"We still can't cure the common cold", the rallying cry of anyone trying to belittle progress. You'll notice that these people don't live in caves, walk to work, die of smallpox or eat anything they caught themselves, but it makes them feel better to complain. And it makes us feel better to know they may soon be wrong, as a team of genetics researchers target the entire common cold genome.
One reason it's so hard to cure the common cold isn't the scientist's fault - it's the non-scientists who insist on calling it "common". There is no single virus causing the sickness, rather a family of thousands of mutating rhinoviruses evolved from at least fifteen separate ancestor strains.
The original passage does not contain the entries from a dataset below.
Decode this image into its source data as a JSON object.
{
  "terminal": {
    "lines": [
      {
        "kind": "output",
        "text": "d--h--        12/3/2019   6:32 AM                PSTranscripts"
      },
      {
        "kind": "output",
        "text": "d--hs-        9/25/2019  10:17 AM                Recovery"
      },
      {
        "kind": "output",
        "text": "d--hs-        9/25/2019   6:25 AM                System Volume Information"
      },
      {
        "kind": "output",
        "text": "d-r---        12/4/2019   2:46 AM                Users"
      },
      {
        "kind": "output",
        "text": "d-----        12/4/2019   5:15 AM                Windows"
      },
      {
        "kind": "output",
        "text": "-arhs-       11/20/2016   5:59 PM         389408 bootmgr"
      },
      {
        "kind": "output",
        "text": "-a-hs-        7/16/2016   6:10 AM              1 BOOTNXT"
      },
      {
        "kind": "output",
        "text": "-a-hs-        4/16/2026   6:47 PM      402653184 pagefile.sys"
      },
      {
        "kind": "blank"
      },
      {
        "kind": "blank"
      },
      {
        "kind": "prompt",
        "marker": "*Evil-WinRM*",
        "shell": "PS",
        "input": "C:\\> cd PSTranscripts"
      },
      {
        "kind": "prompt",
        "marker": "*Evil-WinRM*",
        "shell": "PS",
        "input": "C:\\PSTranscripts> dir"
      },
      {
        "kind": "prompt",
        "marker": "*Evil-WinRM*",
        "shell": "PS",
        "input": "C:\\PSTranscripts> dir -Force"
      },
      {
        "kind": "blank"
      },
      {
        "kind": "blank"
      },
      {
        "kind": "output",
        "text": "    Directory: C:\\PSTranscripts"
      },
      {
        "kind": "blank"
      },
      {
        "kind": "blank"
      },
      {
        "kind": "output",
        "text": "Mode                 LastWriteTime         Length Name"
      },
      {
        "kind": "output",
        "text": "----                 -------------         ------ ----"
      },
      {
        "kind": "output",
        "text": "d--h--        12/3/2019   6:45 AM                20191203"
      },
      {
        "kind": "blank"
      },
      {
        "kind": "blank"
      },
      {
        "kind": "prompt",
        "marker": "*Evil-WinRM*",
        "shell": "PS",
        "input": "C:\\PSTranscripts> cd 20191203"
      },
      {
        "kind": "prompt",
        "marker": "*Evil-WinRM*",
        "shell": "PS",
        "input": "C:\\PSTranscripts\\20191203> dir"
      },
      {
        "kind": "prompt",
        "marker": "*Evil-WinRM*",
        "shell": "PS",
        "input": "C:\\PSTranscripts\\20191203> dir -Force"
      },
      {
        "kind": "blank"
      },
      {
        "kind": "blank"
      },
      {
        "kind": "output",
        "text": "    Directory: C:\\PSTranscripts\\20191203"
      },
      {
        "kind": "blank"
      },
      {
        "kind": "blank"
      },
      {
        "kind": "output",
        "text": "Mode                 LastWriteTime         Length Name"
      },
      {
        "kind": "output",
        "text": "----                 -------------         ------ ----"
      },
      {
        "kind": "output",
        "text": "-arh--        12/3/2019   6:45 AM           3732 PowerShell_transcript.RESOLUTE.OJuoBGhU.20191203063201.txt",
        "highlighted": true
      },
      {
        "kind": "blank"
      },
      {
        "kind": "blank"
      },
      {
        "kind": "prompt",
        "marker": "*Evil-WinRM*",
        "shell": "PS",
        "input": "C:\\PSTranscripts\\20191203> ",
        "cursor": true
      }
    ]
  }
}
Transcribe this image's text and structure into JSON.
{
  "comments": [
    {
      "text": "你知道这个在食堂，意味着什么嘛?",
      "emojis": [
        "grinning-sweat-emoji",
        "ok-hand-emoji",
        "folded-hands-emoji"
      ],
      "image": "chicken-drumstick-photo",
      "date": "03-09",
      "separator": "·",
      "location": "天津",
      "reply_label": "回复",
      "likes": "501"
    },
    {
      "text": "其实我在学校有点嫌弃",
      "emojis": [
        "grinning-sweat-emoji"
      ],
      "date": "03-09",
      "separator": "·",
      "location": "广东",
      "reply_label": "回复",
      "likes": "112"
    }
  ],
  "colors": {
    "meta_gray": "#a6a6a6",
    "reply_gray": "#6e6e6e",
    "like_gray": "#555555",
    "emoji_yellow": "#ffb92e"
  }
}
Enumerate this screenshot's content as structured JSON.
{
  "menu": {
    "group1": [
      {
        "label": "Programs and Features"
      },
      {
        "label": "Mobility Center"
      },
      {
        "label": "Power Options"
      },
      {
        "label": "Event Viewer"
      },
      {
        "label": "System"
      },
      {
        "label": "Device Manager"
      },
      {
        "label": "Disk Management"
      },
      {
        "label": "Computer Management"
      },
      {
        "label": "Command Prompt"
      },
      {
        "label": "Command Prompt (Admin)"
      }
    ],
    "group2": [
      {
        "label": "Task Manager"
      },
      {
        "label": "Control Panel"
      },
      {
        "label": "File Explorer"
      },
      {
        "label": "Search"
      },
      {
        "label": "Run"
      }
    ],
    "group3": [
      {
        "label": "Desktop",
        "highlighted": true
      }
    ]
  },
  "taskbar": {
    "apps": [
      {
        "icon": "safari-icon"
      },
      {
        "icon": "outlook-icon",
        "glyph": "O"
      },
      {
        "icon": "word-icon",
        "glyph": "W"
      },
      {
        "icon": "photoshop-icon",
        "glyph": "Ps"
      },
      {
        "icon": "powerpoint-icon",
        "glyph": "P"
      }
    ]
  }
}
The little buggers can mutate hundreds of times to avoid detection by the immune system, are known to skip steps that other infections need, and can even recombine whole sections of genome when more than one cold strain infects the same unlucky person.
Researchers at the University of Maryland School of Medicine and the University of Wisconsin-Madison are taking a bigger-picture approach to the problem - instead of targeting tiny parts of some strains, which the cold can just evolve out of, they're mapping a huge number of entire genomes. They've already added ninety new genome sequences to the recorded data, as well as brand new insights about the rhinovirus mutation system. The plan is that this data should highlight hot-spots of mutation and, more importantly, vital RNA sections which resist such changes and can then be targeted with a mix of anti-viral drugs.
So the next time you're struck low with sniffles, keep warm with this thought: millions of dollars in genomics technology is targeting your passengers for destruction.
Posted by Luke McKinney.